## PROBLEM DETAILS
Lines in the records below that contain the word "this" must each be copied.
----- RECORDS -----
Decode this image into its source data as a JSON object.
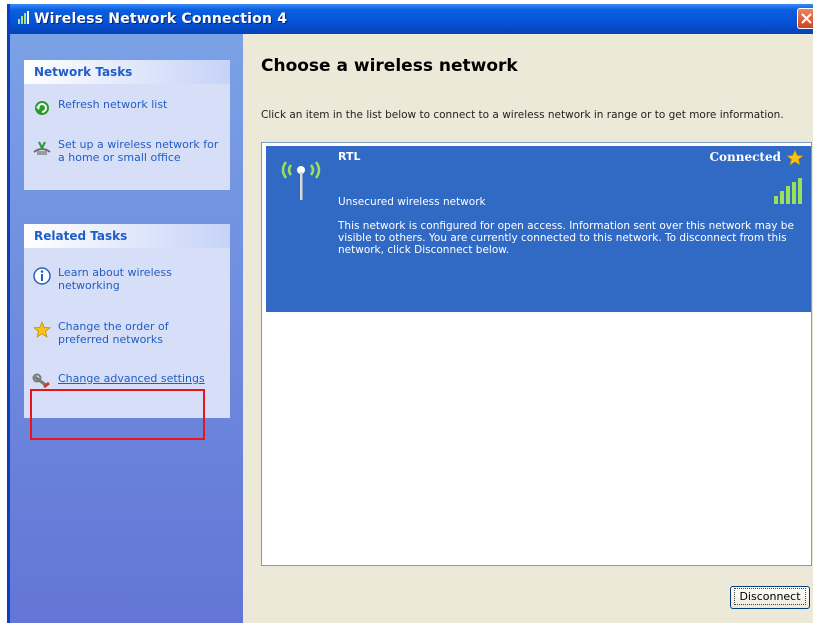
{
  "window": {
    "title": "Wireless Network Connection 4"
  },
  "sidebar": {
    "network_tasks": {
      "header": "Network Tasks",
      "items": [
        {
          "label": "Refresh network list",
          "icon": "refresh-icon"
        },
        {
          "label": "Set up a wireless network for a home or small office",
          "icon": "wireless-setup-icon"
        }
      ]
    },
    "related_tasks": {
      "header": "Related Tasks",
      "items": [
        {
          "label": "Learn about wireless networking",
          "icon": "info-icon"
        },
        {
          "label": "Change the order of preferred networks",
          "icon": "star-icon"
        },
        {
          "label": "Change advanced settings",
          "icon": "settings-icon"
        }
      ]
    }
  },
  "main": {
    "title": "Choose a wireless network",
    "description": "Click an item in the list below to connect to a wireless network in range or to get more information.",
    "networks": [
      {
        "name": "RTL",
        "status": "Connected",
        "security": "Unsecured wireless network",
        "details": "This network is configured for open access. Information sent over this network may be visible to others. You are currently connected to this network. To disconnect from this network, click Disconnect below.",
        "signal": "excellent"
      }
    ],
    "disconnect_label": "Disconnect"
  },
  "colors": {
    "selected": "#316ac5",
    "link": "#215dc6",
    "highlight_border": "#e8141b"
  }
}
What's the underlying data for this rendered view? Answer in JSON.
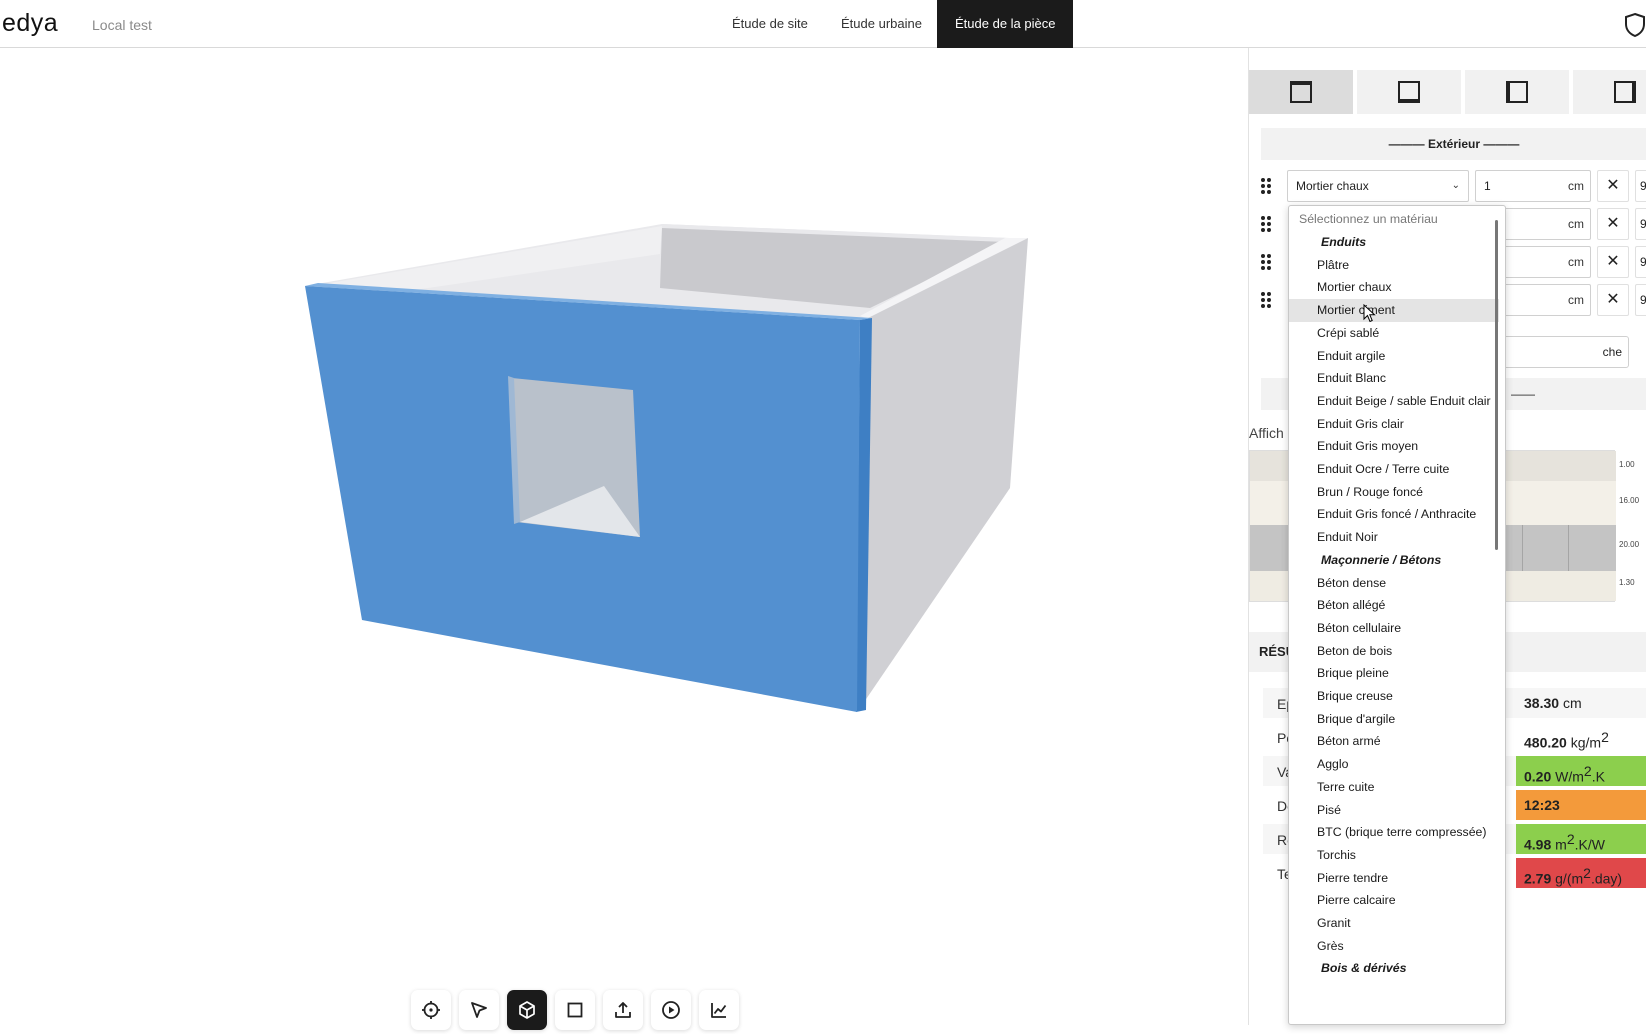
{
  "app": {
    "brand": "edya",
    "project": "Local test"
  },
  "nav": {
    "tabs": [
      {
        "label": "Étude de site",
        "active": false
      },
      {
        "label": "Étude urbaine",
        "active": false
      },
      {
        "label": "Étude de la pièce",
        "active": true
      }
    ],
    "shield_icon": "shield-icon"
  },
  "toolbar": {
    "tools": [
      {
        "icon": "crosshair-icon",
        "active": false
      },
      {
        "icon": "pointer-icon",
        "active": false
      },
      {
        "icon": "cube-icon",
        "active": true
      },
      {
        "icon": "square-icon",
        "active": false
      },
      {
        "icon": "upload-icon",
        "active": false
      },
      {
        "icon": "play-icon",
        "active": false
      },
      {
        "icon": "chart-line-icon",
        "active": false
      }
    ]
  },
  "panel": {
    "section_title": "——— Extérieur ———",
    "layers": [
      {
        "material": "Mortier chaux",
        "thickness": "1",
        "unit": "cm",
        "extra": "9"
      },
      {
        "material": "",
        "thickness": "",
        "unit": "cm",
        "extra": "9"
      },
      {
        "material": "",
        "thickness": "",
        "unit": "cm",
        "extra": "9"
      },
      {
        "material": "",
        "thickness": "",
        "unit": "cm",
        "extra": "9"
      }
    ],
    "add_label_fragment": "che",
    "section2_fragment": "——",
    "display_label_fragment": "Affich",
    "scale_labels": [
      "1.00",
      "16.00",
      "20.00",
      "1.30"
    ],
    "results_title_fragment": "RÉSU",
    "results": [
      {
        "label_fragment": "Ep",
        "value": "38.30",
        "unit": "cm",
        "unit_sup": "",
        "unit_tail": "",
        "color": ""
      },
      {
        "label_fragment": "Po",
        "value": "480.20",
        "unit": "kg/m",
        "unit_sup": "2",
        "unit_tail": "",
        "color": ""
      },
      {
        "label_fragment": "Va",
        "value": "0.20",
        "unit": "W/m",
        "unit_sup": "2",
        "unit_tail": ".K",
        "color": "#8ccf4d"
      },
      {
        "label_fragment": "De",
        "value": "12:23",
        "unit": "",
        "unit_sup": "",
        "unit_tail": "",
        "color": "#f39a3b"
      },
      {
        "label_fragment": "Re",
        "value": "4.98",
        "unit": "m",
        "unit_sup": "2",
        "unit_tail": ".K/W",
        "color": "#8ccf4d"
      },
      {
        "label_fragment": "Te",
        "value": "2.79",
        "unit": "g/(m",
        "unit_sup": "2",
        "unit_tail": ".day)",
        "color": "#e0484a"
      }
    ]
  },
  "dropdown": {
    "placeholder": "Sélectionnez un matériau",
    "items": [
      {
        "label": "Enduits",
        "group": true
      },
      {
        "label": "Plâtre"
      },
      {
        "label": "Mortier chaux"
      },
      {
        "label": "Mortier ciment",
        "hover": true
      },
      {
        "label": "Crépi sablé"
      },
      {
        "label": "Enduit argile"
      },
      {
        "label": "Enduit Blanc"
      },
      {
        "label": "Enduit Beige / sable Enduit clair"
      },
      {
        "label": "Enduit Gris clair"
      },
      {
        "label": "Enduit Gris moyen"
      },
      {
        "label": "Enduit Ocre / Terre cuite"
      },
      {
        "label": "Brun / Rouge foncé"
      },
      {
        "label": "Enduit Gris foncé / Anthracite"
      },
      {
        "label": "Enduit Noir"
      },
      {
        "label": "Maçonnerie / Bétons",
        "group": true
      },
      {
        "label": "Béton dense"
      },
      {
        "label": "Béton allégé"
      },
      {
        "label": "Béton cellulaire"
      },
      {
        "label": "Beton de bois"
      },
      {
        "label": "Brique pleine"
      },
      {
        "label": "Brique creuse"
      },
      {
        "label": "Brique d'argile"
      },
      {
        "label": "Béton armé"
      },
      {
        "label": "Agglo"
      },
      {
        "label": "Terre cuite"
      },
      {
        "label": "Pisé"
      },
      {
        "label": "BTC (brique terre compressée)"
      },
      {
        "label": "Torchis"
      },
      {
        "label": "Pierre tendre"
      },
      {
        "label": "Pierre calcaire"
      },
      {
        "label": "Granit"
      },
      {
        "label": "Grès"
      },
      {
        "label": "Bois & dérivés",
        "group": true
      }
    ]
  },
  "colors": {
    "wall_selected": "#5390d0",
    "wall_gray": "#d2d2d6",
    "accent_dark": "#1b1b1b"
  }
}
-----
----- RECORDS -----
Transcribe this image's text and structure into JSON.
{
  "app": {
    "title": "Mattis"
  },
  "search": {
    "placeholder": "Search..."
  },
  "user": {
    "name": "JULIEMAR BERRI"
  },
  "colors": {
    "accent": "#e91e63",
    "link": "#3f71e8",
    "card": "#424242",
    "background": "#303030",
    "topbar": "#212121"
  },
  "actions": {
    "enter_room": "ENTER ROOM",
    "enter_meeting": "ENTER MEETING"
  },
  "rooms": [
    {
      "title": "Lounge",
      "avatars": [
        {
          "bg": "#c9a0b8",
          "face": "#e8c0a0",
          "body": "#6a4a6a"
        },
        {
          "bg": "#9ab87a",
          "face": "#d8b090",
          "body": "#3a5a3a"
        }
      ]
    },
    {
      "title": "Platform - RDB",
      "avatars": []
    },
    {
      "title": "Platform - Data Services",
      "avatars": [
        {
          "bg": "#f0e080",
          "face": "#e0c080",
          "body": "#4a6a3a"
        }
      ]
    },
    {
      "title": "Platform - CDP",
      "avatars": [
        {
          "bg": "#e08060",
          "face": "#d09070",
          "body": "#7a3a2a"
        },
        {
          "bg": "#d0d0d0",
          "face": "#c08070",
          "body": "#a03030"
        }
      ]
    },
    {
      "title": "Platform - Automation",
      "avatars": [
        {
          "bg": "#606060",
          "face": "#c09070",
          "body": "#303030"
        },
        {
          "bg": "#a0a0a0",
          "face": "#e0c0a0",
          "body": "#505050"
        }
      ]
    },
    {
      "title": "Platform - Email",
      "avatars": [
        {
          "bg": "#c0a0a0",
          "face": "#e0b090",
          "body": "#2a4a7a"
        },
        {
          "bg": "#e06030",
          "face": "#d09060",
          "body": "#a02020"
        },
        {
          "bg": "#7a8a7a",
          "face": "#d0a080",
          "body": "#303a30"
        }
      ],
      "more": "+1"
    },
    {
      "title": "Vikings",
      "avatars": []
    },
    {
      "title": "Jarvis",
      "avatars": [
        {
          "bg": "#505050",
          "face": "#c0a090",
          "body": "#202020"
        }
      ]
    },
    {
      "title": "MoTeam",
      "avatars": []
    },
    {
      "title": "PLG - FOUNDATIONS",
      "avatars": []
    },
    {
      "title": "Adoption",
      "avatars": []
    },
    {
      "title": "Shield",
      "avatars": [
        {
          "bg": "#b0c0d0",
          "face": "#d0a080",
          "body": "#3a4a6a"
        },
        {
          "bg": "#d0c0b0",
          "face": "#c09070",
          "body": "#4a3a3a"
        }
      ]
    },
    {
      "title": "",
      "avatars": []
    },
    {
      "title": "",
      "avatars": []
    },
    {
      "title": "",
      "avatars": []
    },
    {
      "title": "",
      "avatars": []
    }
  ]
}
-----
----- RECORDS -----
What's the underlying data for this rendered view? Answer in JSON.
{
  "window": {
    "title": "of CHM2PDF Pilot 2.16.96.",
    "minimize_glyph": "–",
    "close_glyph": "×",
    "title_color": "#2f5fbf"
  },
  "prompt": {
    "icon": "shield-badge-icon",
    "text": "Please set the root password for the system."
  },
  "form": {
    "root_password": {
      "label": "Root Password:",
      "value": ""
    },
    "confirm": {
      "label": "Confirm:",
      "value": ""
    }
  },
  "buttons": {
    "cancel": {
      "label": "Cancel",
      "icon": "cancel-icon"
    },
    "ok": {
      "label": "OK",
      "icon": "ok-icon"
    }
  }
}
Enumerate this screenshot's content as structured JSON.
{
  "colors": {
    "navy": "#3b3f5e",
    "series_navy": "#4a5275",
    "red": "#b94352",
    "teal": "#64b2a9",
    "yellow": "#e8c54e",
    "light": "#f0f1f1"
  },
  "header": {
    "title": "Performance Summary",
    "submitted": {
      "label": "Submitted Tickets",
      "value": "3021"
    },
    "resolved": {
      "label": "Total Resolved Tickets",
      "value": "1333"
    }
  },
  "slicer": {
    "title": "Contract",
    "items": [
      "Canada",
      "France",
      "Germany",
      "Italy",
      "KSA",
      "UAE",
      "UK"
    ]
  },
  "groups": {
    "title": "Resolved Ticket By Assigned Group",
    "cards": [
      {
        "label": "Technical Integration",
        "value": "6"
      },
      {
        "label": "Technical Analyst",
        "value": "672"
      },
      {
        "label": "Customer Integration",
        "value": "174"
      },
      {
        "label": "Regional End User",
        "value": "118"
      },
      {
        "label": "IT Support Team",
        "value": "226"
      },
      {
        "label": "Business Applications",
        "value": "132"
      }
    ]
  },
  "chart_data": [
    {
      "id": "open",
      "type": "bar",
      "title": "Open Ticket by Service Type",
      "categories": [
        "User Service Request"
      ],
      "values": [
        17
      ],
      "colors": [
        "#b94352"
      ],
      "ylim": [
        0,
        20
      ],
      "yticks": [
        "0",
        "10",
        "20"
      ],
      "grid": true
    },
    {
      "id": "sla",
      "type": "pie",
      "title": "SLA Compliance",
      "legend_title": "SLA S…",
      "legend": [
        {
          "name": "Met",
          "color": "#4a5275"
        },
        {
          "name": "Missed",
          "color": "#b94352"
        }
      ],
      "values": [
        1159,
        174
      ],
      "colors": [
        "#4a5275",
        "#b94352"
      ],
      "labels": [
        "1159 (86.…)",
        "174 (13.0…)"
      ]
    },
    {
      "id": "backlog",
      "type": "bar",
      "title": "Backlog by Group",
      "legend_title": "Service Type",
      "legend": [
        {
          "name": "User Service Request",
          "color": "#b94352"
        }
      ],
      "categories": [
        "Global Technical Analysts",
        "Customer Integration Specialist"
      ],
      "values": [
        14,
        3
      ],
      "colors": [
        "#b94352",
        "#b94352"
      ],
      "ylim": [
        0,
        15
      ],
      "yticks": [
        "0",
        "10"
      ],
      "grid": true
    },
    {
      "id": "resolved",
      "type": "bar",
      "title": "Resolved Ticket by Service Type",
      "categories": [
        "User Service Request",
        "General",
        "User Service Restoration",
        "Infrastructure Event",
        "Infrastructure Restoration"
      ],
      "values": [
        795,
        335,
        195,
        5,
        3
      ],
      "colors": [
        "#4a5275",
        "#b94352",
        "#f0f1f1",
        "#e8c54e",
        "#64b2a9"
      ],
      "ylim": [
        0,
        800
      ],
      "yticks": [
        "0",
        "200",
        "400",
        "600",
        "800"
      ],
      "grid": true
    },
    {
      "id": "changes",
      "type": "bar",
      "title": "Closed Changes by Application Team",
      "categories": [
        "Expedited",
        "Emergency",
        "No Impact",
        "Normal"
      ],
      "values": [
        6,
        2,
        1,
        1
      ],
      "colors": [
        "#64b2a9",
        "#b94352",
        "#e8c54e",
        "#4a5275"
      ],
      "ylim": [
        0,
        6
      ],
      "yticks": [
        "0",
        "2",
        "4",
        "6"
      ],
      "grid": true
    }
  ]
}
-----
## EXPECTED OUTPUT
Decode this image into its source data as a JSON object.
        "details": "This network is configured for open access. Information sent over this network may be visible to others. You are currently connected to this network. To disconnect from this network, click Disconnect below.",
What's the underlying data for this rendered view? Answer in JSON.
Transcribe this image's text and structure into JSON.
What's the underlying data for this rendered view? Answer in JSON.
Enumerate this screenshot's content as structured JSON.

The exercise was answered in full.